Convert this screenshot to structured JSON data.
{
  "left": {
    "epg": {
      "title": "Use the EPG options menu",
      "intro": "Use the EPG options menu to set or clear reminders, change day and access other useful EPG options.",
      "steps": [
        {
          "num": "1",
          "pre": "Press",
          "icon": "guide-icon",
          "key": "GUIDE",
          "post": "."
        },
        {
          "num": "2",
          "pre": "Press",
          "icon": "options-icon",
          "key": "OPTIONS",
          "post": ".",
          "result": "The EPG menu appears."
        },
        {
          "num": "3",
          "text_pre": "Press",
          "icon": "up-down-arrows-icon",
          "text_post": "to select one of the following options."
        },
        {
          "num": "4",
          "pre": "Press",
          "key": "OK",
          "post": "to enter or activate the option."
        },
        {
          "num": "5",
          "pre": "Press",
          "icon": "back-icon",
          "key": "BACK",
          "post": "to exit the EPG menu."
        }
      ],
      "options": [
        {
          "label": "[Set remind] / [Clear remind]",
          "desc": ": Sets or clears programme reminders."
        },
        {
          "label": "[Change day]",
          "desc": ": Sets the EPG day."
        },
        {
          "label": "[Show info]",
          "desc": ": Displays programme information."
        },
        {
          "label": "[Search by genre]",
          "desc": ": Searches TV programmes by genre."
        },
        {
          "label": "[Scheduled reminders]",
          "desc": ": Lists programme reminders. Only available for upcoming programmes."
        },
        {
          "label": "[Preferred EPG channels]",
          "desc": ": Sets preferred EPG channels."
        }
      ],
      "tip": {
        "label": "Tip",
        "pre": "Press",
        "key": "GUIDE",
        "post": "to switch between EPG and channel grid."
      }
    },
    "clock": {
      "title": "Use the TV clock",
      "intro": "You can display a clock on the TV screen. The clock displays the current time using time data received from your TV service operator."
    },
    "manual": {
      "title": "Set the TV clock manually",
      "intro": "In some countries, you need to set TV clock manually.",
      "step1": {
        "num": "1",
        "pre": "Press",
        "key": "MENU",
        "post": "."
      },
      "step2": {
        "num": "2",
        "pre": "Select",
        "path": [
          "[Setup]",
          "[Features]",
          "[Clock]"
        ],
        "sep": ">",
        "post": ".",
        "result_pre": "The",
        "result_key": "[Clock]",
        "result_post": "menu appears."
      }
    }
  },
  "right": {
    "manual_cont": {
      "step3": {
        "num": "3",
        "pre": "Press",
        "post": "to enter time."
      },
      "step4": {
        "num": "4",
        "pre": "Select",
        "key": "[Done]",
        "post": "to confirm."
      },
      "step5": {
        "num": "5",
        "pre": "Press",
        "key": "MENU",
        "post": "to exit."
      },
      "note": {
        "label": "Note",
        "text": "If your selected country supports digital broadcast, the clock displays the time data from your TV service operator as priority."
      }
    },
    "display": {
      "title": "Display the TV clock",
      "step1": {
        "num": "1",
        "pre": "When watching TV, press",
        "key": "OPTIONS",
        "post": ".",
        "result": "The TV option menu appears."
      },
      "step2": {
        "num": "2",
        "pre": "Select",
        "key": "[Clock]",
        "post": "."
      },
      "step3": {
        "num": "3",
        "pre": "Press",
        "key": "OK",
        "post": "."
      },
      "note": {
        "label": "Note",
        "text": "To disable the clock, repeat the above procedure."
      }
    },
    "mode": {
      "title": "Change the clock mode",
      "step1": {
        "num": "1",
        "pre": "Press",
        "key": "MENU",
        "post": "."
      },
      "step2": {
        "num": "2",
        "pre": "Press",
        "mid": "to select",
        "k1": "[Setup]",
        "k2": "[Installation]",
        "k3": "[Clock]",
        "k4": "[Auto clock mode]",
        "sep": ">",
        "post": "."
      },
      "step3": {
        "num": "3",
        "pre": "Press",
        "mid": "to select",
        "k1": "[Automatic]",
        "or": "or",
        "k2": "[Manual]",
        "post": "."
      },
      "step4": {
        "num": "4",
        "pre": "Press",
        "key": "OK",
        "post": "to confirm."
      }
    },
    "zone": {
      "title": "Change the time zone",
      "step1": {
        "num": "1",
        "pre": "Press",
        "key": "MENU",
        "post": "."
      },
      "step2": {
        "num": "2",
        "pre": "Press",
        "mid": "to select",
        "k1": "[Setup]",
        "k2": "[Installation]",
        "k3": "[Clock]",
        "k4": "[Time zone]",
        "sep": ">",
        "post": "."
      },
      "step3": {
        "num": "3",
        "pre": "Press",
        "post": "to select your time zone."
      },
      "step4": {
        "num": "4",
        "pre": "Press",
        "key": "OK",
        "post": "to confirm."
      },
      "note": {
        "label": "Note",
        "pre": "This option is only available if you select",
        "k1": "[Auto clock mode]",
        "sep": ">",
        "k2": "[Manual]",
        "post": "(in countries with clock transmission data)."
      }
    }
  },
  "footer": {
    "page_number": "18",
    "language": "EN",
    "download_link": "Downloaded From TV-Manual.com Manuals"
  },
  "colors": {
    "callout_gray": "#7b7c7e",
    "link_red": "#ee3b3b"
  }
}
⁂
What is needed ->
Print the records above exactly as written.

Reply ->
Convert this screenshot to structured JSON data.
{
  "left": {
    "epg": {
      "title": "Use the EPG options menu",
      "intro": "Use the EPG options menu to set or clear reminders, change day and access other useful EPG options.",
      "steps": [
        {
          "num": "1",
          "pre": "Press",
          "icon": "guide-icon",
          "key": "GUIDE",
          "post": "."
        },
        {
          "num": "2",
          "pre": "Press",
          "icon": "options-icon",
          "key": "OPTIONS",
          "post": ".",
          "result": "The EPG menu appears."
        },
        {
          "num": "3",
          "text_pre": "Press",
          "icon": "up-down-arrows-icon",
          "text_post": "to select one of the following options."
        },
        {
          "num": "4",
          "pre": "Press",
          "key": "OK",
          "post": "to enter or activate the option."
        },
        {
          "num": "5",
          "pre": "Press",
          "icon": "back-icon",
          "key": "BACK",
          "post": "to exit the EPG menu."
        }
      ],
      "options": [
        {
          "label": "[Set remind] / [Clear remind]",
          "desc": ": Sets or clears programme reminders."
        },
        {
          "label": "[Change day]",
          "desc": ": Sets the EPG day."
        },
        {
          "label": "[Show info]",
          "desc": ": Displays programme information."
        },
        {
          "label": "[Search by genre]",
          "desc": ": Searches TV programmes by genre."
        },
        {
          "label": "[Scheduled reminders]",
          "desc": ": Lists programme reminders. Only available for upcoming programmes."
        },
        {
          "label": "[Preferred EPG channels]",
          "desc": ": Sets preferred EPG channels."
        }
      ],
      "tip": {
        "label": "Tip",
        "pre": "Press",
        "key": "GUIDE",
        "post": "to switch between EPG and channel grid."
      }
    },
    "clock": {
      "title": "Use the TV clock",
      "intro": "You can display a clock on the TV screen. The clock displays the current time using time data received from your TV service operator."
    },
    "manual": {
      "title": "Set the TV clock manually",
      "intro": "In some countries, you need to set TV clock manually.",
      "step1": {
        "num": "1",
        "pre": "Press",
        "key": "MENU",
        "post": "."
      },
      "step2": {
        "num": "2",
        "pre": "Select",
        "path": [
          "[Setup]",
          "[Features]",
          "[Clock]"
        ],
        "sep": ">",
        "post": ".",
        "result_pre": "The",
        "result_key": "[Clock]",
        "result_post": "menu appears."
      }
    }
  },
  "right": {
    "manual_cont": {
      "step3": {
        "num": "3",
        "pre": "Press",
        "post": "to enter time."
      },
      "step4": {
        "num": "4",
        "pre": "Select",
        "key": "[Done]",
        "post": "to confirm."
      },
      "step5": {
        "num": "5",
        "pre": "Press",
        "key": "MENU",
        "post": "to exit."
      },
      "note": {
        "label": "Note",
        "text": "If your selected country supports digital broadcast, the clock displays the time data from your TV service operator as priority."
      }
    },
    "display": {
      "title": "Display the TV clock",
      "step1": {
        "num": "1",
        "pre": "When watching TV, press",
        "key": "OPTIONS",
        "post": ".",
        "result": "The TV option menu appears."
      },
      "step2": {
        "num": "2",
        "pre": "Select",
        "key": "[Clock]",
        "post": "."
      },
      "step3": {
        "num": "3",
        "pre": "Press",
        "key": "OK",
        "post": "."
      },
      "note": {
        "label": "Note",
        "text": "To disable the clock, repeat the above procedure."
      }
    },
    "mode": {
      "title": "Change the clock mode",
      "step1": {
        "num": "1",
        "pre": "Press",
        "key": "MENU",
        "post": "."
      },
      "step2": {
        "num": "2",
        "pre": "Press",
        "mid": "to select",
        "k1": "[Setup]",
        "k2": "[Installation]",
        "k3": "[Clock]",
        "k4": "[Auto clock mode]",
        "sep": ">",
        "post": "."
      },
      "step3": {
        "num": "3",
        "pre": "Press",
        "mid": "to select",
        "k1": "[Automatic]",
        "or": "or",
        "k2": "[Manual]",
        "post": "."
      },
      "step4": {
        "num": "4",
        "pre": "Press",
        "key": "OK",
        "post": "to confirm."
      }
    },
    "zone": {
      "title": "Change the time zone",
      "step1": {
        "num": "1",
        "pre": "Press",
        "key": "MENU",
        "post": "."
      },
      "step2": {
        "num": "2",
        "pre": "Press",
        "mid": "to select",
        "k1": "[Setup]",
        "k2": "[Installation]",
        "k3": "[Clock]",
        "k4": "[Time zone]",
        "sep": ">",
        "post": "."
      },
      "step3": {
        "num": "3",
        "pre": "Press",
        "post": "to select your time zone."
      },
      "step4": {
        "num": "4",
        "pre": "Press",
        "key": "OK",
        "post": "to confirm."
      },
      "note": {
        "label": "Note",
        "pre": "This option is only available if you select",
        "k1": "[Auto clock mode]",
        "sep": ">",
        "k2": "[Manual]",
        "post": "(in countries with clock transmission data)."
      }
    }
  },
  "footer": {
    "page_number": "18",
    "language": "EN",
    "download_link": "Downloaded From TV-Manual.com Manuals"
  },
  "colors": {
    "callout_gray": "#7b7c7e",
    "link_red": "#ee3b3b"
  }
}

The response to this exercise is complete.